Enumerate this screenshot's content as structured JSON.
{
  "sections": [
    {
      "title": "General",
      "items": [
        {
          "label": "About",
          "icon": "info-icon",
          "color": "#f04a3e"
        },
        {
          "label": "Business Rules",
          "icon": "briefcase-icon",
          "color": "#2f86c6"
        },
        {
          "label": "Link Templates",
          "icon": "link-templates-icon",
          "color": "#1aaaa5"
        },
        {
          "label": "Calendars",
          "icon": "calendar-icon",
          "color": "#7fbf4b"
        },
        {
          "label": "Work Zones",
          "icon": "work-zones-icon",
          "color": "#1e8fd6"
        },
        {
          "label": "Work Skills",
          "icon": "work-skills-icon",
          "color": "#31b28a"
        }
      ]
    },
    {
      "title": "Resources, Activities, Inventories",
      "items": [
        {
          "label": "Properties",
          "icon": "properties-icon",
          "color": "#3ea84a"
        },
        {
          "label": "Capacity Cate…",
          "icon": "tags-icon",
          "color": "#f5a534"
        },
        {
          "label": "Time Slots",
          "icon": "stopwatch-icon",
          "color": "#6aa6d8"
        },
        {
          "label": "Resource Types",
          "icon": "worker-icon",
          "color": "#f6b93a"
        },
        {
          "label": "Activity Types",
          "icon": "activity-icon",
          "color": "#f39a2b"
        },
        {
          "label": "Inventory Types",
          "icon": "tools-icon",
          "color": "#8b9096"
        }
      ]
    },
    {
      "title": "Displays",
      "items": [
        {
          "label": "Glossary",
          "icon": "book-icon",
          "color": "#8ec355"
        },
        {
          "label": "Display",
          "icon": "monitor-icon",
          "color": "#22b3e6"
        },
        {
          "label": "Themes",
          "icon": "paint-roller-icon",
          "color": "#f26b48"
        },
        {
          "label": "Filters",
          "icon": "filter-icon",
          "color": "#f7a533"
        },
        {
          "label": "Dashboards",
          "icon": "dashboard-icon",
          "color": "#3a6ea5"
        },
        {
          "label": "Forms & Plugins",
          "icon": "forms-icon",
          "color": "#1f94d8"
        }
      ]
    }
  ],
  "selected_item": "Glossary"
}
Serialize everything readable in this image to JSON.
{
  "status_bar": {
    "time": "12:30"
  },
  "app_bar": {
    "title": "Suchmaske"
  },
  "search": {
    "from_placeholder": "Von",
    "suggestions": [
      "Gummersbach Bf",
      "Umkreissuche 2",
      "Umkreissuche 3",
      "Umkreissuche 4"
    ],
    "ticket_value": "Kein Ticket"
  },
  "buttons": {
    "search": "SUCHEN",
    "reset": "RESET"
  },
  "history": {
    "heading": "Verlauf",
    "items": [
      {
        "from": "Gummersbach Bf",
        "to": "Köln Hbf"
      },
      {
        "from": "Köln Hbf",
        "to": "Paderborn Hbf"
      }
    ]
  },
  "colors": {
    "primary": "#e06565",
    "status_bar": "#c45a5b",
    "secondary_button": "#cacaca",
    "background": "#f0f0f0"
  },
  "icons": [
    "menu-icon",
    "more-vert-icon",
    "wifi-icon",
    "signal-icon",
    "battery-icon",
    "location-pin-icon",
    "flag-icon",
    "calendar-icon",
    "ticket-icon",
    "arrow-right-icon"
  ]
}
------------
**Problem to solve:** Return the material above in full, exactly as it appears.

**Task response:**
Enumerate this screenshot's content as structured JSON.
{
  "sections": [
    {
      "title": "General",
      "items": [
        {
          "label": "About",
          "icon": "info-icon",
          "color": "#f04a3e"
        },
        {
          "label": "Business Rules",
          "icon": "briefcase-icon",
          "color": "#2f86c6"
        },
        {
          "label": "Link Templates",
          "icon": "link-templates-icon",
          "color": "#1aaaa5"
        },
        {
          "label": "Calendars",
          "icon": "calendar-icon",
          "color": "#7fbf4b"
        },
        {
          "label": "Work Zones",
          "icon": "work-zones-icon",
          "color": "#1e8fd6"
        },
        {
          "label": "Work Skills",
          "icon": "work-skills-icon",
          "color": "#31b28a"
        }
      ]
    },
    {
      "title": "Resources, Activities, Inventories",
      "items": [
        {
          "label": "Properties",
          "icon": "properties-icon",
          "color": "#3ea84a"
        },
        {
          "label": "Capacity Cate…",
          "icon": "tags-icon",
          "color": "#f5a534"
        },
        {
          "label": "Time Slots",
          "icon": "stopwatch-icon",
          "color": "#6aa6d8"
        },
        {
          "label": "Resource Types",
          "icon": "worker-icon",
          "color": "#f6b93a"
        },
        {
          "label": "Activity Types",
          "icon": "activity-icon",
          "color": "#f39a2b"
        },
        {
          "label": "Inventory Types",
          "icon": "tools-icon",
          "color": "#8b9096"
        }
      ]
    },
    {
      "title": "Displays",
      "items": [
        {
          "label": "Glossary",
          "icon": "book-icon",
          "color": "#8ec355"
        },
        {
          "label": "Display",
          "icon": "monitor-icon",
          "color": "#22b3e6"
        },
        {
          "label": "Themes",
          "icon": "paint-roller-icon",
          "color": "#f26b48"
        },
        {
          "label": "Filters",
          "icon": "filter-icon",
          "color": "#f7a533"
        },
        {
          "label": "Dashboards",
          "icon": "dashboard-icon",
          "color": "#3a6ea5"
        },
        {
          "label": "Forms & Plugins",
          "icon": "forms-icon",
          "color": "#1f94d8"
        }
      ]
    }
  ],
  "selected_item": "Glossary"
}
Serialize everything readable in this image to JSON.
{
  "status_bar": {
    "time": "12:30"
  },
  "app_bar": {
    "title": "Suchmaske"
  },
  "search": {
    "from_placeholder": "Von",
    "suggestions": [
      "Gummersbach Bf",
      "Umkreissuche 2",
      "Umkreissuche 3",
      "Umkreissuche 4"
    ],
    "ticket_value": "Kein Ticket"
  },
  "buttons": {
    "search": "SUCHEN",
    "reset": "RESET"
  },
  "history": {
    "heading": "Verlauf",
    "items": [
      {
        "from": "Gummersbach Bf",
        "to": "Köln Hbf"
      },
      {
        "from": "Köln Hbf",
        "to": "Paderborn Hbf"
      }
    ]
  },
  "colors": {
    "primary": "#e06565",
    "status_bar": "#c45a5b",
    "secondary_button": "#cacaca",
    "background": "#f0f0f0"
  },
  "icons": [
    "menu-icon",
    "more-vert-icon",
    "wifi-icon",
    "signal-icon",
    "battery-icon",
    "location-pin-icon",
    "flag-icon",
    "calendar-icon",
    "ticket-icon",
    "arrow-right-icon"
  ]
}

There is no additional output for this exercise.